THE DATA |
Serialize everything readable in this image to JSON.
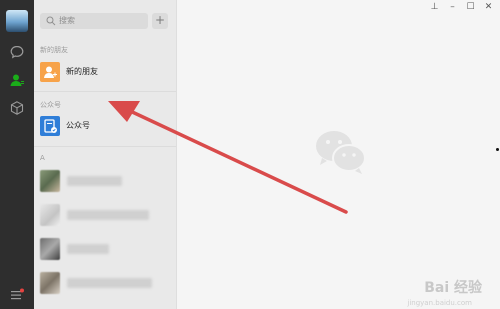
{
  "search": {
    "placeholder": "搜索"
  },
  "list": {
    "add_label": "+",
    "sections": {
      "new_friends_header": "新的朋友",
      "official_header": "公众号",
      "alpha_header": "A"
    },
    "items": {
      "new_friends": "新的朋友",
      "official_accounts": "公众号"
    }
  },
  "nav": {
    "icons": [
      "avatar",
      "chat-icon",
      "contacts-icon",
      "favorites-cube-icon",
      "menu-icon"
    ]
  },
  "window": {
    "pin": "⊥",
    "minimize": "–",
    "maximize": "☐",
    "close": "✕"
  },
  "watermark": {
    "brand": "Bai 经验",
    "url": "jingyan.baidu.com"
  },
  "colors": {
    "new_friends_icon": "#f7a34a",
    "official_icon": "#2f7ed8",
    "arrow": "#d94b4b",
    "contacts_active": "#1aad19"
  }
}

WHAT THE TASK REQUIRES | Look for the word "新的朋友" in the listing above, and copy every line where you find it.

TASK ANSWER |
      "new_friends_header": "新的朋友",
      "new_friends": "新的朋友",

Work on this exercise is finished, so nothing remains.